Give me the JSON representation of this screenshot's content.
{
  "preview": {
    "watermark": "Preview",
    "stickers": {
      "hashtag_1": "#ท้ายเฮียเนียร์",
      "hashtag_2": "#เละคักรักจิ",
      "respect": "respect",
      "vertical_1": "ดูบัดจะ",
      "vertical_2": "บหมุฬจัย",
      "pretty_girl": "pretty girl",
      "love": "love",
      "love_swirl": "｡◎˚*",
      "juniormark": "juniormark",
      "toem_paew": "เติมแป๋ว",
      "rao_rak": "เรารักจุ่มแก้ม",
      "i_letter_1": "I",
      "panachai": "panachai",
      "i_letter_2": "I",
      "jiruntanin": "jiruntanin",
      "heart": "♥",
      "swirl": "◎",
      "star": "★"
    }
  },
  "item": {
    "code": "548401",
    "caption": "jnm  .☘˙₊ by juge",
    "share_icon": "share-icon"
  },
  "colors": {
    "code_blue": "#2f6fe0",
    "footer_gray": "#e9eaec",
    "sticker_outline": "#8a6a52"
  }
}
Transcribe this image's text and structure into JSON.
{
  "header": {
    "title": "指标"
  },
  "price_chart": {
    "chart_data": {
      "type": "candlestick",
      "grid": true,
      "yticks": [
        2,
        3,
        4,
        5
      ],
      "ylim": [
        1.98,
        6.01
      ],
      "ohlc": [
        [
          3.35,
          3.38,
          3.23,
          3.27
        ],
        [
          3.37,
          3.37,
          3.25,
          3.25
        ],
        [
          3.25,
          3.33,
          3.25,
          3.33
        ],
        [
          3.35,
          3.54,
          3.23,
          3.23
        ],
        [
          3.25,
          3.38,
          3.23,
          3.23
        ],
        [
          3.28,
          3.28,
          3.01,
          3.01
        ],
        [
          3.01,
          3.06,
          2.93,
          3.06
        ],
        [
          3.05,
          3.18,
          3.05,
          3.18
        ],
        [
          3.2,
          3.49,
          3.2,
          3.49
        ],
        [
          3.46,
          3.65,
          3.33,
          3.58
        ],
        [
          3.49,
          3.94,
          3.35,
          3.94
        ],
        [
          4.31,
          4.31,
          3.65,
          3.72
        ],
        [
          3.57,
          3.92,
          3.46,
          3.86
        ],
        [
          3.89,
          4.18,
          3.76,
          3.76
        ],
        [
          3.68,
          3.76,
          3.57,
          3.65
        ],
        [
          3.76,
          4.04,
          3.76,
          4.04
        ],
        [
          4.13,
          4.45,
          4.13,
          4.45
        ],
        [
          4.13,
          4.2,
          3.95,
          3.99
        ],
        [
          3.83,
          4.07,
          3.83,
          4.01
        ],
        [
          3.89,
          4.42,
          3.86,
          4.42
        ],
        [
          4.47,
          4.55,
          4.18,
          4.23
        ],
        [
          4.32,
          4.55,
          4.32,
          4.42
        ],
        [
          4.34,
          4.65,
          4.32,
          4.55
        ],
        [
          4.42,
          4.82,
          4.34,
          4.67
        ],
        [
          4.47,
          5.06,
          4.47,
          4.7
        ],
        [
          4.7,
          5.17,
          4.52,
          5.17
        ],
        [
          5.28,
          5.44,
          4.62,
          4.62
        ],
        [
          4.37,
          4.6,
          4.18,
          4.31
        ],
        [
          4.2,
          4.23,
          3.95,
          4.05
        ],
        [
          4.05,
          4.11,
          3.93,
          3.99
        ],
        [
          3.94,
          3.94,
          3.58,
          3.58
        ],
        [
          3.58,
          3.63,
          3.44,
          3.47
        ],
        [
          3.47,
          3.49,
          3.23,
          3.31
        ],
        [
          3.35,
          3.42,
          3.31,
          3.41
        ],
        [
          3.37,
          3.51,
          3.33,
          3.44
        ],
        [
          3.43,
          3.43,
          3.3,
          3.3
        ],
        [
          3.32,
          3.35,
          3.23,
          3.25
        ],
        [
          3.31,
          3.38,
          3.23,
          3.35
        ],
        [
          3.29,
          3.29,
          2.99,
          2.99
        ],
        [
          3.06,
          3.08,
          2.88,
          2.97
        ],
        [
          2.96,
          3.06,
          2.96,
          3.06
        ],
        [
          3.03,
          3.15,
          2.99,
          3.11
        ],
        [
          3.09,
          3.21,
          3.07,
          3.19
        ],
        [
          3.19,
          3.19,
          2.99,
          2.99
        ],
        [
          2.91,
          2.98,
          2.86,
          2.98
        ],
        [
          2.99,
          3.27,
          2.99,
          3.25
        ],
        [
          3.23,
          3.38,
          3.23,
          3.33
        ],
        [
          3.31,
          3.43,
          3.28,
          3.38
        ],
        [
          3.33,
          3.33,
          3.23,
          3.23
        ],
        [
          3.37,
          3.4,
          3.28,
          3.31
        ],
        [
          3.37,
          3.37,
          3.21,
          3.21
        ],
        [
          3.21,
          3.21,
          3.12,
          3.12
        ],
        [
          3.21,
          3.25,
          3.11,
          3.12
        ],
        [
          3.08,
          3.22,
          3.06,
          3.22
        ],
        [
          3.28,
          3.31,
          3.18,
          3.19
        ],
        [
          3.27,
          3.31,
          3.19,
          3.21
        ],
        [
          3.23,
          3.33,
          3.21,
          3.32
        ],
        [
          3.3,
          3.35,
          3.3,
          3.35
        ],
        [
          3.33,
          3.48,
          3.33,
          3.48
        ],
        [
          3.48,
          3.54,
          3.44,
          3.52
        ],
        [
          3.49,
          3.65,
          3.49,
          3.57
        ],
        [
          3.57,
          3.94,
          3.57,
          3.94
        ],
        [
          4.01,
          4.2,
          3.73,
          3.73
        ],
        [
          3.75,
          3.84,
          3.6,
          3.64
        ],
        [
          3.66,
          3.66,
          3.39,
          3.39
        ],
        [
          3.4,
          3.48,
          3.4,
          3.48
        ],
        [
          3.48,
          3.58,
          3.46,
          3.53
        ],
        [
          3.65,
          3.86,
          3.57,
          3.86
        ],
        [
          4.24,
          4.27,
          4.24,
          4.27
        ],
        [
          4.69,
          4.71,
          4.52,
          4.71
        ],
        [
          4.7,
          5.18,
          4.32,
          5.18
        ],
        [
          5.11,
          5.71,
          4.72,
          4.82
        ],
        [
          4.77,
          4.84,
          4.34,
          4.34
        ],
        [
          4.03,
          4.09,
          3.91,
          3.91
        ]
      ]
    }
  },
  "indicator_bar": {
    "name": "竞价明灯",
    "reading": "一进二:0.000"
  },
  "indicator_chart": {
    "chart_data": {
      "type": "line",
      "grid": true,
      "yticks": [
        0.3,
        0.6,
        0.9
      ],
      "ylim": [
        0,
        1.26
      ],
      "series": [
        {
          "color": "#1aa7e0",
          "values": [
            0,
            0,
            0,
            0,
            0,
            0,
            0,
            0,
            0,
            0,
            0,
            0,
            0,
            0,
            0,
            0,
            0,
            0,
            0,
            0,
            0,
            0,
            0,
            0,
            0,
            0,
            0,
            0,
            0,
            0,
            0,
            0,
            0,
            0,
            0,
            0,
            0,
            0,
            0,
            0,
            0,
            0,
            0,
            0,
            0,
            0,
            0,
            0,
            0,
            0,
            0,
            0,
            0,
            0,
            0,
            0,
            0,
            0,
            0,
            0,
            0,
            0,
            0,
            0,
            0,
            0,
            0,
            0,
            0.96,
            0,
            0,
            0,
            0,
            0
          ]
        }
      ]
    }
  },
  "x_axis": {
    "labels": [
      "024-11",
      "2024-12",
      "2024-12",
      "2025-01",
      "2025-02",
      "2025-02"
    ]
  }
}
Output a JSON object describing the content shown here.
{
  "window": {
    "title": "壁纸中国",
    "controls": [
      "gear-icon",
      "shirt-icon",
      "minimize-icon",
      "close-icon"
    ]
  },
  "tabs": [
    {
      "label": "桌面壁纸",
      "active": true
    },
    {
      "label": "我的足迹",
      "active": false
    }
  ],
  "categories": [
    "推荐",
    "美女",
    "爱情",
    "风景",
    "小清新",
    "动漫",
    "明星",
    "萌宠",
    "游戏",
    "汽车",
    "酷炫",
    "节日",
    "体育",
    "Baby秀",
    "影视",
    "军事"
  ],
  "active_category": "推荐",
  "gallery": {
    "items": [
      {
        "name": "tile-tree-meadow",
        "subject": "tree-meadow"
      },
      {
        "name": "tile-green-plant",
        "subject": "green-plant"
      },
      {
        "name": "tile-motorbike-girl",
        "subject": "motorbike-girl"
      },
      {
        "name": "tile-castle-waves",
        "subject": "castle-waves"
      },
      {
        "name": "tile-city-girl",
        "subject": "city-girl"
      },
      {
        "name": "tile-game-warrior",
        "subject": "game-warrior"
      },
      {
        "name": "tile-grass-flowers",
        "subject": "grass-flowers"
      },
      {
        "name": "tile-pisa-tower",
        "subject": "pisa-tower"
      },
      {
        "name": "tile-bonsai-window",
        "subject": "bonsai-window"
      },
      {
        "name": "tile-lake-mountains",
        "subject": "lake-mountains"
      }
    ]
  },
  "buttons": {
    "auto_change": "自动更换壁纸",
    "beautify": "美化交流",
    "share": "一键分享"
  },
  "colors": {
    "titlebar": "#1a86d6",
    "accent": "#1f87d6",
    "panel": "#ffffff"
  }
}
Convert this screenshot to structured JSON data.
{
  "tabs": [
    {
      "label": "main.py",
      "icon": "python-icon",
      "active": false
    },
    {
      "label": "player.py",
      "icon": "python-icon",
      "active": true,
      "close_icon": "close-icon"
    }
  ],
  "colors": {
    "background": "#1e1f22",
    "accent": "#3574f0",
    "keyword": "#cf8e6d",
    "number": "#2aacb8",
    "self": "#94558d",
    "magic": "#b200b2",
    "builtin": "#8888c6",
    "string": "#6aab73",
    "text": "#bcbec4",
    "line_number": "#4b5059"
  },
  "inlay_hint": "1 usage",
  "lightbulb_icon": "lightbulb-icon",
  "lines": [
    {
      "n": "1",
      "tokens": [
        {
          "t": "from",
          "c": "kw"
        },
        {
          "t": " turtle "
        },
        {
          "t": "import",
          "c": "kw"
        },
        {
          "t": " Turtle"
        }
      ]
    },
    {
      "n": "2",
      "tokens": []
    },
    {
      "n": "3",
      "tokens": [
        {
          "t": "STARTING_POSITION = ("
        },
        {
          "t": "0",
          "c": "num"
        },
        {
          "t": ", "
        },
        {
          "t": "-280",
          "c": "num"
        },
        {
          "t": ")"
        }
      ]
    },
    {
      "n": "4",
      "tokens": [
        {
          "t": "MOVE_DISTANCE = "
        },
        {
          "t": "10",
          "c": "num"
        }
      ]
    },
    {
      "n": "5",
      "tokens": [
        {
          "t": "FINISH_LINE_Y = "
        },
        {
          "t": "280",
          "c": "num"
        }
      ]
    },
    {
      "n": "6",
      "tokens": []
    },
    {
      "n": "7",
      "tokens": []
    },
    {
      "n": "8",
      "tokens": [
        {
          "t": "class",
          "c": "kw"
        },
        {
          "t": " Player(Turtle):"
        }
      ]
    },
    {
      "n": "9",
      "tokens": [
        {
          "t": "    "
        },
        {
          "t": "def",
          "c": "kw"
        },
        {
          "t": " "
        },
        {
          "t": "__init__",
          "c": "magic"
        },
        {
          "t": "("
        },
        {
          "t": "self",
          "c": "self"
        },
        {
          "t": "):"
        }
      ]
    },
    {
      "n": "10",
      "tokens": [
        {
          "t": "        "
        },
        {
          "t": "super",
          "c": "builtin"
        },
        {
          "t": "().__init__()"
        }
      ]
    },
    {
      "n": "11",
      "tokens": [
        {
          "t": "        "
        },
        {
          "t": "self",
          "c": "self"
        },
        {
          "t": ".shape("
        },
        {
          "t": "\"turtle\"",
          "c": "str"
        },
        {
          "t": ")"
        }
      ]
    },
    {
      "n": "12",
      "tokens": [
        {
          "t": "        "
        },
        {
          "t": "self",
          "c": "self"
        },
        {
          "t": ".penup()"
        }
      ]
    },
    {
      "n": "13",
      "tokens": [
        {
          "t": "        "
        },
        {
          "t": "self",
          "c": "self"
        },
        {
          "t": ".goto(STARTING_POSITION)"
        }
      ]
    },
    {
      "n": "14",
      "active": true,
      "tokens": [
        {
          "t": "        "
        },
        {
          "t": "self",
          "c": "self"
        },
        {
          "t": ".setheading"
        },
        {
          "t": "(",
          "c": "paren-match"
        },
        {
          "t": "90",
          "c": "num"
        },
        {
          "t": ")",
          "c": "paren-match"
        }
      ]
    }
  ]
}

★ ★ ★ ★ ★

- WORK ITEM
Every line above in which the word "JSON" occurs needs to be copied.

- ANSWER SECTION
Give me the JSON representation of this screenshot's content.
Transcribe this image's text and structure into JSON.
Output a JSON object describing the content shown here.
Convert this screenshot to structured JSON data.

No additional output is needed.